Farmer's Markets Continue Into Fall
Although fall has officially started, in Centre County families can still enjoy the bounty the summer sun brought to local farmers.
Despite the morning chill, the farmer’s market in the Gamble Mill parking lot in Bellefonte offers a feast for the eyes as well as the palate.
On a recent overcast Saturday morning, vendors set up their stands and displayed their offerings. Lois Stringer, who lives near Lamar, filled produce baskets with hot peppers and cherry tomatoes.
“My mother used to buy corned beef hash in jars,” she recalled, “and she used that to stuff peppers.”

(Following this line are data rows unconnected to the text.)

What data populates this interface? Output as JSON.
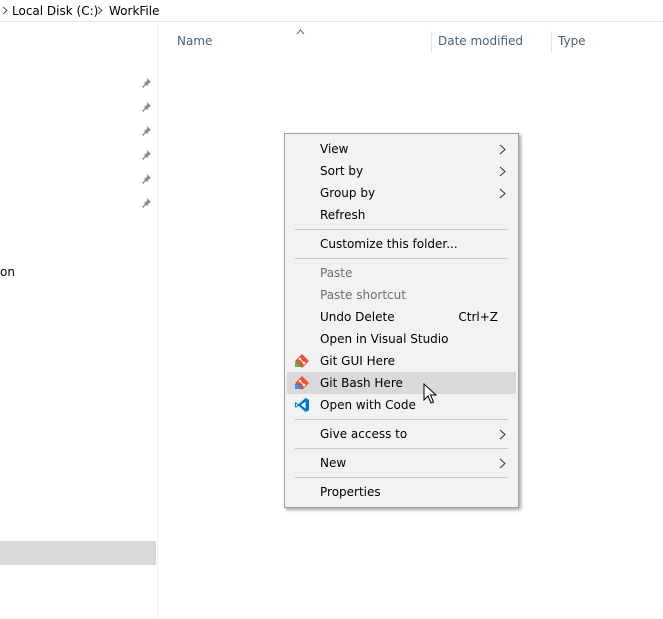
{
  "breadcrumb": {
    "items": [
      "Local Disk (C:)",
      "WorkFile"
    ]
  },
  "nav": {
    "partial_label": "on"
  },
  "columns": {
    "name": "Name",
    "date_modified": "Date modified",
    "type": "Type"
  },
  "context_menu": {
    "view": "View",
    "sort_by": "Sort by",
    "group_by": "Group by",
    "refresh": "Refresh",
    "customize": "Customize this folder...",
    "paste": "Paste",
    "paste_shortcut": "Paste shortcut",
    "undo_delete": "Undo Delete",
    "undo_shortcut": "Ctrl+Z",
    "open_visual_studio": "Open in Visual Studio",
    "git_gui": "Git GUI Here",
    "git_bash": "Git Bash Here",
    "open_with_code": "Open with Code",
    "give_access": "Give access to",
    "new": "New",
    "properties": "Properties"
  },
  "icons": {
    "git": "git-icon",
    "vscode": "vscode-icon",
    "pin": "pin-icon"
  },
  "colors": {
    "git": "#f05033",
    "vscode": "#0078d4",
    "hover": "#d9d9d9",
    "header_text": "#4c607a"
  }
}
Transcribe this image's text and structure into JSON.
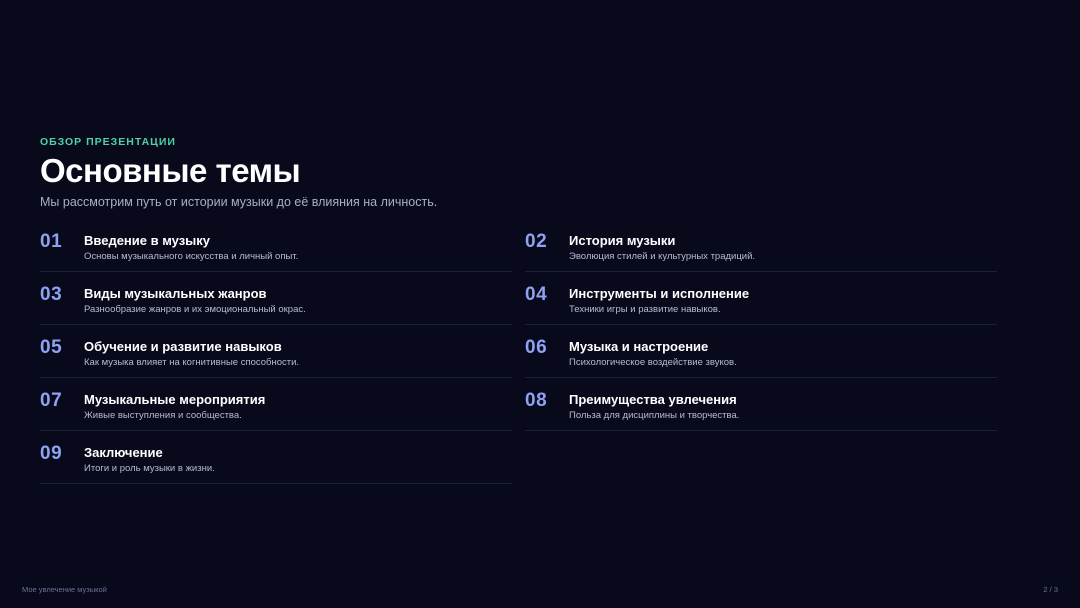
{
  "slide": {
    "eyebrow": "ОБЗОР ПРЕЗЕНТАЦИИ",
    "title": "Основные темы",
    "subtitle": "Мы рассмотрим путь от истории музыки до её влияния на личность."
  },
  "topics": [
    {
      "num": "01",
      "title": "Введение в музыку",
      "desc": "Основы музыкального искусства и личный опыт."
    },
    {
      "num": "02",
      "title": "История музыки",
      "desc": "Эволюция стилей и культурных традиций."
    },
    {
      "num": "03",
      "title": "Виды музыкальных жанров",
      "desc": "Разнообразие жанров и их эмоциональный окрас."
    },
    {
      "num": "04",
      "title": "Инструменты и исполнение",
      "desc": "Техники игры и развитие навыков."
    },
    {
      "num": "05",
      "title": "Обучение и развитие навыков",
      "desc": "Как музыка влияет на когнитивные способности."
    },
    {
      "num": "06",
      "title": "Музыка и настроение",
      "desc": "Психологическое воздействие звуков."
    },
    {
      "num": "07",
      "title": "Музыкальные мероприятия",
      "desc": "Живые выступления и сообщества."
    },
    {
      "num": "08",
      "title": "Преимущества увлечения",
      "desc": "Польза для дисциплины и творчества."
    },
    {
      "num": "09",
      "title": "Заключение",
      "desc": "Итоги и роль музыки в жизни."
    }
  ],
  "footer": {
    "left": "Мое увлечение музыкой",
    "right": "2 / 3"
  },
  "colors": {
    "background": "#080a1c",
    "accent_eyebrow": "#4fd1a5",
    "accent_numbers": "#8ea2f2"
  }
}
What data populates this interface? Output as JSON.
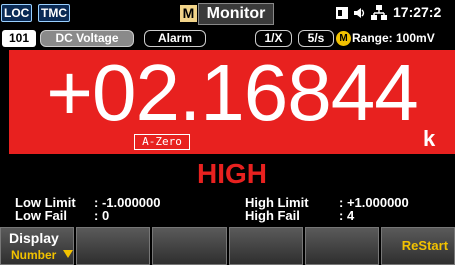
{
  "status": {
    "loc": "LOC",
    "tmc": "TMC",
    "mode_letter": "M",
    "mode_title": "Monitor",
    "time": "17:27:2"
  },
  "subheader": {
    "channel": "101",
    "function": "DC Voltage",
    "alarm": "Alarm",
    "ratio": "1/X",
    "rate": "5/s",
    "range_badge": "M",
    "range": "Range: 100mV"
  },
  "reading": {
    "value": "+02.16844",
    "autozero": "A-Zero",
    "unit_prefix": "k"
  },
  "alarm_panel": {
    "state": "HIGH",
    "low_limit_label": "Low Limit",
    "low_limit_value": ": -1.000000",
    "low_fail_label": "Low Fail",
    "low_fail_value": ": 0",
    "high_limit_label": "High Limit",
    "high_limit_value": ": +1.000000",
    "high_fail_label": "High Fail",
    "high_fail_value": ": 4"
  },
  "softkeys": {
    "display_label": "Display",
    "display_value": "Number",
    "restart_label": "ReStart"
  },
  "colors": {
    "reading_bg": "#e8211f",
    "accent": "#f2c200",
    "alarm_text": "#e8211f"
  }
}
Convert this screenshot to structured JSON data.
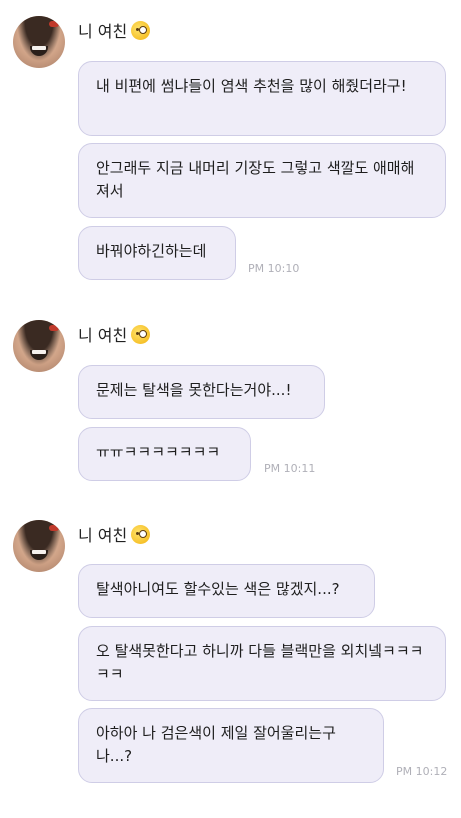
{
  "groups": [
    {
      "sender": {
        "name": "니 여친",
        "emoji": "face-with-monocle"
      },
      "messages": [
        {
          "text": "내 비편에 썸냐들이 염색 추천을 많이 해줬더라구!"
        },
        {
          "text": "안그래두 지금 내머리 기장도 그렇고 색깔도 애매해져서"
        },
        {
          "text": "바꿔야하긴하는데"
        }
      ],
      "time": "PM 10:10"
    },
    {
      "sender": {
        "name": "니 여친",
        "emoji": "face-with-monocle"
      },
      "messages": [
        {
          "text": "문제는 탈색을 못한다는거야...!"
        },
        {
          "text": "ㅠㅠㅋㅋㅋㅋㅋㅋㅋ"
        }
      ],
      "time": "PM 10:11"
    },
    {
      "sender": {
        "name": "니 여친",
        "emoji": "face-with-monocle"
      },
      "messages": [
        {
          "text": "탈색아니여도 할수있는 색은 많겠지...?"
        },
        {
          "text": "오 탈색못한다고 하니까 다들 블랙만을 외치넼ㅋㅋㅋㅋㅋ"
        },
        {
          "text": "아하아 나 검은색이 제일 잘어울리는구나...?"
        }
      ],
      "time": "PM 10:12"
    }
  ]
}
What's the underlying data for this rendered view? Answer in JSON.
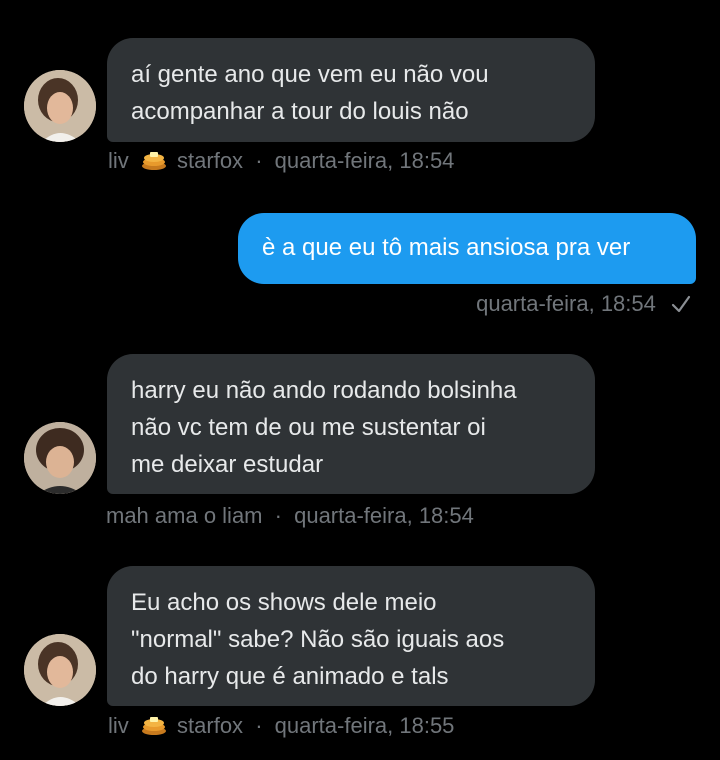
{
  "colors": {
    "background": "#000000",
    "incoming_bubble": "#2f3336",
    "outgoing_bubble": "#1d9bf0",
    "meta_text": "#71767b"
  },
  "messages": [
    {
      "lines": [
        "aí gente ano que vem eu não vou",
        "acompanhar a tour do louis não"
      ],
      "sender": "liv",
      "sender_icon": "pancake-emoji",
      "sender_rest": "starfox",
      "timestamp": "quarta-feira, 18:54"
    },
    {
      "lines": [
        "è a que eu tô mais ansiosa pra ver"
      ],
      "timestamp": "quarta-feira, 18:54",
      "status_icon": "checkmark-icon"
    },
    {
      "lines": [
        "harry eu não ando rodando bolsinha",
        "não vc tem de ou me sustentar oi",
        "me deixar estudar"
      ],
      "sender": "mah ama o liam",
      "timestamp": "quarta-feira, 18:54"
    },
    {
      "lines": [
        "Eu acho os shows dele meio",
        "\"normal\" sabe? Não são iguais aos",
        "do harry que é animado e tals"
      ],
      "sender": "liv",
      "sender_icon": "pancake-emoji",
      "sender_rest": "starfox",
      "timestamp": "quarta-feira, 18:55"
    }
  ],
  "separator": "·"
}
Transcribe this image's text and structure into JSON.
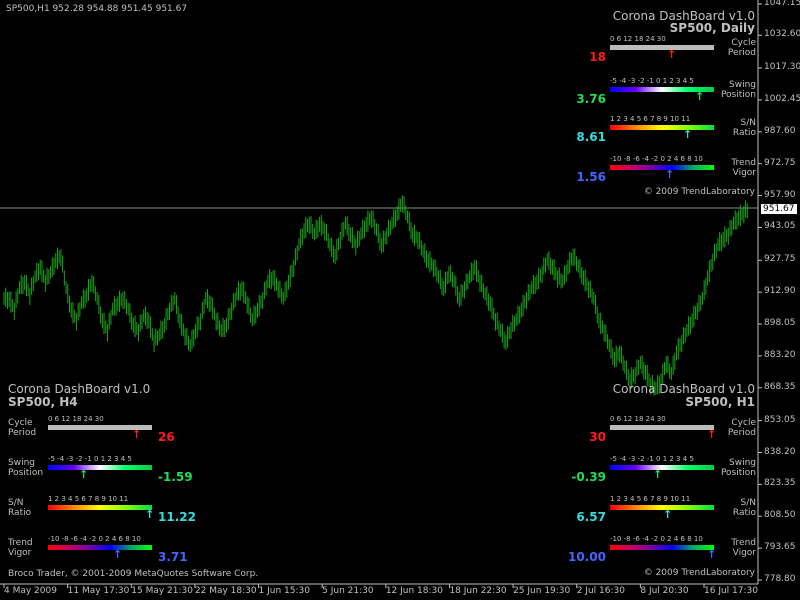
{
  "header": {
    "text": "SP500,H1  952.28 954.88 951.45 951.67"
  },
  "colors": {
    "candle": "#1aa51a",
    "axis": "#c0c0c0",
    "grid": "#8c8c8c",
    "red": "#ff1a1a",
    "green": "#22dd55",
    "cyan": "#33dddd",
    "blue": "#4466ff"
  },
  "y_axis": [
    "1047.15",
    "1032.60",
    "1017.30",
    "1002.45",
    "987.60",
    "972.75",
    "957.90",
    "943.05",
    "927.75",
    "912.90",
    "898.05",
    "883.20",
    "868.35",
    "853.05",
    "838.20",
    "823.35",
    "808.50",
    "793.65",
    "778.80"
  ],
  "x_axis": [
    "4 May 2009",
    "11 May 17:30",
    "15 May 21:30",
    "22 May 18:30",
    "1 Jun 15:30",
    "5 Jun 21:30",
    "12 Jun 18:30",
    "18 Jun 22:30",
    "25 Jun 19:30",
    "2 Jul 16:30",
    "8 Jul 20:30",
    "16 Jul 17:30"
  ],
  "current_price": "951.67",
  "copyright_left": "Broco Trader, © 2001-2009 MetaQuotes Software Corp.",
  "panels": {
    "daily": {
      "title": "Corona DashBoard v1.0",
      "symbol": "SP500, Daily",
      "copyright": "© 2009 TrendLaboratory",
      "cycle": {
        "label1": "Cycle",
        "label2": "Period",
        "value": "18",
        "ticks": "0    6    12   18   24   30",
        "marker": 0.6
      },
      "swing": {
        "label1": "Swing",
        "label2": "Position",
        "value": "3.76",
        "ticks": "-5 -4 -3 -2 -1  0  1  2  3  4  5",
        "marker": 0.88
      },
      "sn": {
        "label1": "S/N",
        "label2": "Ratio",
        "value": "8.61",
        "ticks": "1  2  3  4  5  6  7  8  9 10 11",
        "marker": 0.76
      },
      "trend": {
        "label1": "Trend",
        "label2": "Vigor",
        "value": "1.56",
        "ticks": "-10 -8 -6 -4 -2  0  2  4  6  8 10",
        "marker": 0.58
      }
    },
    "h4": {
      "title": "Corona DashBoard v1.0",
      "symbol": "SP500, H4",
      "cycle": {
        "label1": "Cycle",
        "label2": "Period",
        "value": "26",
        "ticks": "0    6    12   18   24   30",
        "marker": 0.87
      },
      "swing": {
        "label1": "Swing",
        "label2": "Position",
        "value": "-1.59",
        "ticks": "-5 -4 -3 -2 -1  0  1  2  3  4  5",
        "marker": 0.34
      },
      "sn": {
        "label1": "S/N",
        "label2": "Ratio",
        "value": "11.22",
        "ticks": "1  2  3  4  5  6  7  8  9 10 11",
        "marker": 1.0
      },
      "trend": {
        "label1": "Trend",
        "label2": "Vigor",
        "value": "3.71",
        "ticks": "-10 -8 -6 -4 -2  0  2  4  6  8 10",
        "marker": 0.68
      }
    },
    "h1": {
      "title": "Corona DashBoard v1.0",
      "symbol": "SP500, H1",
      "copyright": "© 2009 TrendLaboratory",
      "cycle": {
        "label1": "Cycle",
        "label2": "Period",
        "value": "30",
        "ticks": "0    6    12   18   24   30",
        "marker": 1.0
      },
      "swing": {
        "label1": "Swing",
        "label2": "Position",
        "value": "-0.39",
        "ticks": "-5 -4 -3 -2 -1  0  1  2  3  4  5",
        "marker": 0.46
      },
      "sn": {
        "label1": "S/N",
        "label2": "Ratio",
        "value": "6.57",
        "ticks": "1  2  3  4  5  6  7  8  9 10 11",
        "marker": 0.56
      },
      "trend": {
        "label1": "Trend",
        "label2": "Vigor",
        "value": "10.00",
        "ticks": "-10 -8 -6 -4 -2  0  2  4  6  8 10",
        "marker": 1.0
      }
    }
  },
  "series_closes": [
    910,
    905,
    915,
    918,
    912,
    920,
    925,
    918,
    922,
    928,
    930,
    915,
    905,
    900,
    908,
    912,
    918,
    910,
    900,
    895,
    905,
    908,
    910,
    905,
    898,
    895,
    902,
    900,
    890,
    893,
    898,
    905,
    910,
    900,
    893,
    888,
    895,
    900,
    910,
    908,
    900,
    895,
    898,
    905,
    912,
    915,
    908,
    900,
    905,
    910,
    918,
    920,
    915,
    910,
    918,
    925,
    935,
    942,
    945,
    940,
    945,
    942,
    935,
    930,
    938,
    945,
    940,
    935,
    940,
    945,
    948,
    942,
    935,
    940,
    945,
    950,
    955,
    948,
    940,
    938,
    932,
    928,
    925,
    920,
    915,
    922,
    918,
    910,
    915,
    920,
    925,
    918,
    912,
    908,
    900,
    895,
    890,
    896,
    900,
    905,
    910,
    915,
    918,
    922,
    928,
    925,
    920,
    918,
    925,
    930,
    925,
    920,
    915,
    910,
    900,
    895,
    888,
    882,
    885,
    878,
    872,
    875,
    880,
    876,
    870,
    868,
    872,
    880,
    875,
    885,
    890,
    895,
    900,
    905,
    910,
    920,
    928,
    935,
    938,
    940,
    945,
    948,
    950,
    952
  ]
}
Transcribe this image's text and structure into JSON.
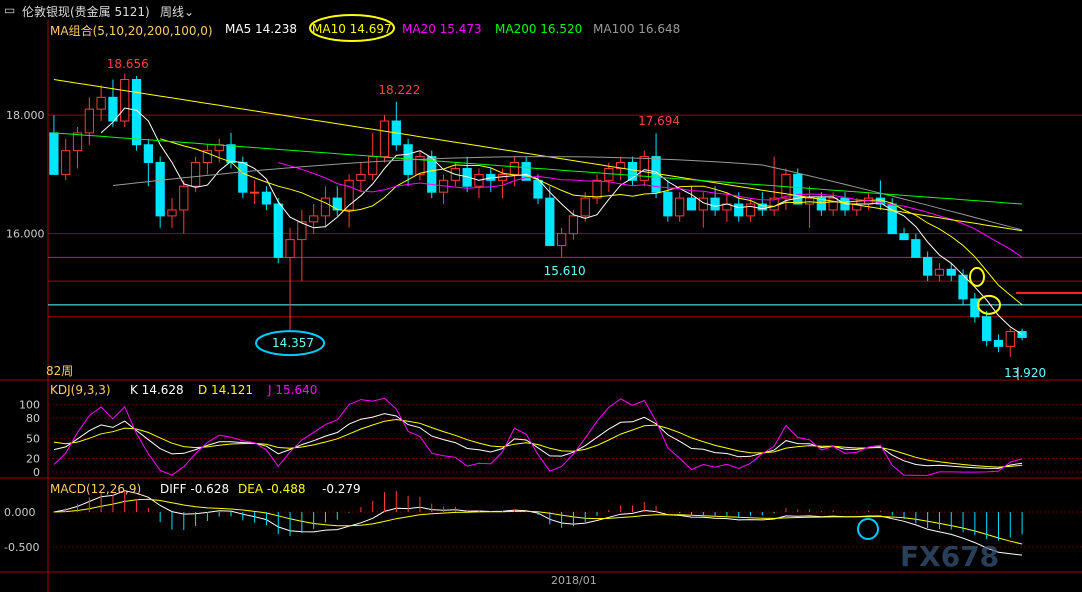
{
  "header": {
    "title": "伦敦银现(贵金属 5121)",
    "period": "周线"
  },
  "colors": {
    "up": "#ff3b3b",
    "down": "#00e5ff",
    "ma5": "#ffffff",
    "ma10": "#ffff00",
    "ma20": "#ff00ff",
    "ma200": "#00ff00",
    "ma100": "#999999",
    "grid": "#a00000"
  },
  "legend_main": {
    "group": "MA组合(5,10,20,200,100,0)",
    "ma5": "MA5 14.238",
    "ma10": "MA10 14.697",
    "ma20": "MA20 15.473",
    "ma200": "MA200 16.520",
    "ma100": "MA100 16.648"
  },
  "legend_kdj": {
    "group": "KDJ(9,3,3)",
    "k": "K 14.628",
    "d": "D 14.121",
    "j": "J 15.640"
  },
  "legend_macd": {
    "group": "MACD(12,26,9)",
    "diff": "DIFF -0.628",
    "dea": "DEA -0.488",
    "macd": "-0.279"
  },
  "bars_label": "82周",
  "date_label": "2018/01",
  "watermark": "FX678",
  "chart_data": {
    "type": "candlestick",
    "price_ylim": [
      13.6,
      19.3
    ],
    "price_ticks": [
      "18.000",
      "16.000"
    ],
    "annotations": [
      "18.656",
      "18.222",
      "17.694",
      "15.610",
      "14.357",
      "13.920"
    ],
    "ohlc": [
      [
        17.7,
        18.0,
        17.0,
        17.0
      ],
      [
        17.0,
        17.6,
        16.9,
        17.4
      ],
      [
        17.4,
        17.8,
        17.1,
        17.7
      ],
      [
        17.7,
        18.3,
        17.5,
        18.1
      ],
      [
        18.1,
        18.5,
        17.9,
        18.3
      ],
      [
        18.3,
        18.6,
        17.8,
        17.9
      ],
      [
        17.9,
        18.7,
        17.8,
        18.6
      ],
      [
        18.6,
        18.66,
        17.4,
        17.5
      ],
      [
        17.5,
        17.6,
        16.8,
        17.2
      ],
      [
        17.2,
        17.3,
        16.1,
        16.3
      ],
      [
        16.3,
        16.6,
        16.1,
        16.4
      ],
      [
        16.4,
        16.9,
        16.0,
        16.8
      ],
      [
        16.8,
        17.3,
        16.7,
        17.2
      ],
      [
        17.2,
        17.5,
        17.0,
        17.4
      ],
      [
        17.4,
        17.6,
        17.2,
        17.5
      ],
      [
        17.5,
        17.7,
        17.1,
        17.2
      ],
      [
        17.2,
        17.3,
        16.6,
        16.7
      ],
      [
        16.7,
        16.9,
        16.5,
        16.7
      ],
      [
        16.7,
        16.8,
        16.4,
        16.5
      ],
      [
        16.5,
        16.6,
        15.5,
        15.6
      ],
      [
        15.6,
        16.1,
        14.357,
        15.9
      ],
      [
        15.9,
        16.4,
        15.2,
        16.2
      ],
      [
        16.2,
        16.5,
        16.0,
        16.3
      ],
      [
        16.3,
        16.8,
        16.1,
        16.6
      ],
      [
        16.6,
        16.8,
        16.3,
        16.4
      ],
      [
        16.4,
        17.0,
        16.1,
        16.9
      ],
      [
        16.9,
        17.2,
        16.7,
        17.0
      ],
      [
        17.0,
        17.7,
        16.9,
        17.3
      ],
      [
        17.3,
        18.0,
        17.2,
        17.9
      ],
      [
        17.9,
        18.222,
        17.4,
        17.5
      ],
      [
        17.5,
        17.6,
        16.8,
        17.0
      ],
      [
        17.0,
        17.4,
        16.9,
        17.3
      ],
      [
        17.3,
        17.4,
        16.6,
        16.7
      ],
      [
        16.7,
        17.0,
        16.5,
        16.9
      ],
      [
        16.9,
        17.2,
        16.8,
        17.1
      ],
      [
        17.1,
        17.3,
        16.7,
        16.8
      ],
      [
        16.8,
        17.1,
        16.6,
        17.0
      ],
      [
        17.0,
        17.1,
        16.7,
        16.9
      ],
      [
        16.9,
        17.1,
        16.6,
        17.0
      ],
      [
        17.0,
        17.3,
        16.8,
        17.2
      ],
      [
        17.2,
        17.3,
        16.9,
        16.9
      ],
      [
        16.9,
        17.0,
        16.5,
        16.6
      ],
      [
        16.6,
        16.8,
        15.8,
        15.8
      ],
      [
        15.8,
        16.1,
        15.61,
        16.0
      ],
      [
        16.0,
        16.4,
        15.9,
        16.3
      ],
      [
        16.3,
        16.7,
        16.2,
        16.6
      ],
      [
        16.6,
        17.0,
        16.5,
        16.9
      ],
      [
        16.9,
        17.2,
        16.7,
        17.1
      ],
      [
        17.1,
        17.3,
        16.9,
        17.2
      ],
      [
        17.2,
        17.3,
        16.8,
        16.9
      ],
      [
        16.9,
        17.4,
        16.8,
        17.3
      ],
      [
        17.3,
        17.694,
        16.6,
        16.7
      ],
      [
        16.7,
        16.9,
        16.2,
        16.3
      ],
      [
        16.3,
        16.7,
        16.2,
        16.6
      ],
      [
        16.6,
        16.8,
        16.4,
        16.4
      ],
      [
        16.4,
        16.7,
        16.1,
        16.6
      ],
      [
        16.6,
        16.8,
        16.3,
        16.4
      ],
      [
        16.4,
        16.7,
        16.2,
        16.5
      ],
      [
        16.5,
        16.7,
        16.2,
        16.3
      ],
      [
        16.3,
        16.6,
        16.2,
        16.5
      ],
      [
        16.5,
        16.7,
        16.3,
        16.4
      ],
      [
        16.4,
        17.3,
        16.3,
        16.6
      ],
      [
        16.6,
        17.1,
        16.4,
        17.0
      ],
      [
        17.0,
        17.1,
        16.5,
        16.5
      ],
      [
        16.5,
        16.8,
        16.1,
        16.6
      ],
      [
        16.6,
        16.7,
        16.3,
        16.4
      ],
      [
        16.4,
        16.7,
        16.3,
        16.6
      ],
      [
        16.6,
        16.7,
        16.3,
        16.4
      ],
      [
        16.4,
        16.6,
        16.3,
        16.5
      ],
      [
        16.5,
        16.7,
        16.4,
        16.6
      ],
      [
        16.6,
        16.9,
        16.4,
        16.5
      ],
      [
        16.5,
        16.6,
        16.0,
        16.0
      ],
      [
        16.0,
        16.1,
        15.9,
        15.9
      ],
      [
        15.9,
        16.0,
        15.6,
        15.6
      ],
      [
        15.6,
        15.7,
        15.2,
        15.3
      ],
      [
        15.3,
        15.5,
        15.2,
        15.4
      ],
      [
        15.4,
        15.5,
        15.2,
        15.3
      ],
      [
        15.3,
        15.4,
        14.8,
        14.9
      ],
      [
        14.9,
        15.0,
        14.5,
        14.6
      ],
      [
        14.6,
        14.7,
        14.1,
        14.2
      ],
      [
        14.2,
        14.3,
        14.0,
        14.1
      ],
      [
        14.1,
        14.4,
        13.92,
        14.35
      ],
      [
        14.35,
        14.4,
        14.2,
        14.25
      ]
    ],
    "kdj_ticks": [
      "100",
      "80",
      "50",
      "20",
      "0"
    ],
    "macd_ticks": [
      "0.000",
      "-0.500"
    ]
  }
}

Stringer said hat she doesn’t cook. But her cut flowers always draw a crowd. She arranges jewel-toned zinnias, wild asters, goldenrod and plume celosia into bouquets guaranteed to boost the spirits, even on a gloomy morning. A customer asks about a magenta bloom that drapes over the other flowers.
“It’s an amaranth,” Stringer replied. “It’s also called ‘Love Lies Bleeding.’”
She continued, saying that one grew four feet overhead.
Nearby, Diane Cramer of Nittany Valley sets out bundles of Swiss chard, which she says she prepares “Italian style.”
“Chop it and sauté it in olive oil with garlic and onion,” she explained, “then add a can of chickpeas, put it in an ovenproof dish, with tomatoes and parmesan and bake it for five or six minutes.”
Cramer also grows tomatillos, the round, green fruits covered in a pale brown husk.
“You can roast them with onion and garlic, and then puree them,” she said. “It makes a nice sauce for chicken.”
But her smaller pineapple tomatillos are a real surprise. They taste a little bit like gumdrops.
“I rarely get enough of them,” she laughed, “because I stand there and throw them in my mouth.”
Those who love sweets will enjoy Lavina Stoltzfus’ stand, too. The Bellefonte resident does plenty of baking, and has gained a reputation as the person to go to for whoopie pies, jams, preserves and cookies. She has one item she calls the “Monster Cookie.”
“It has oatmeal, peanut butter and M&Ms,” she said. “It’s my Monday morning cookie.”
Stoltzfus also has a black raspberry jam “made with wild raspberries from woods and fence rows.”
On the other side of the parking lot, Tim Burd of Burd’s Plants and Produce in Zion points out a long red pepper.
“That’s called ‘Horn of the Bull,'” he said.
Burd already has decorative as well as pie pumpkins, green beans and cauliflower.
“I had a customer this morning who got cauliflower to make cauliflower pizza,” he said. “She rices it, mixes it with egg and cheese, then bakes it like a pizza dough.”
Burd says she puts toppings on it and broils it.
“It’s gluten-free, for people who need that,” he said.
From the bright red peppers to the orange pumpkins, purple preserves and yellow goldenrod, local fields and garden plots have yielded enough charm to brighten the cloudiest day.
Maybe that's why it's called Happy Valley.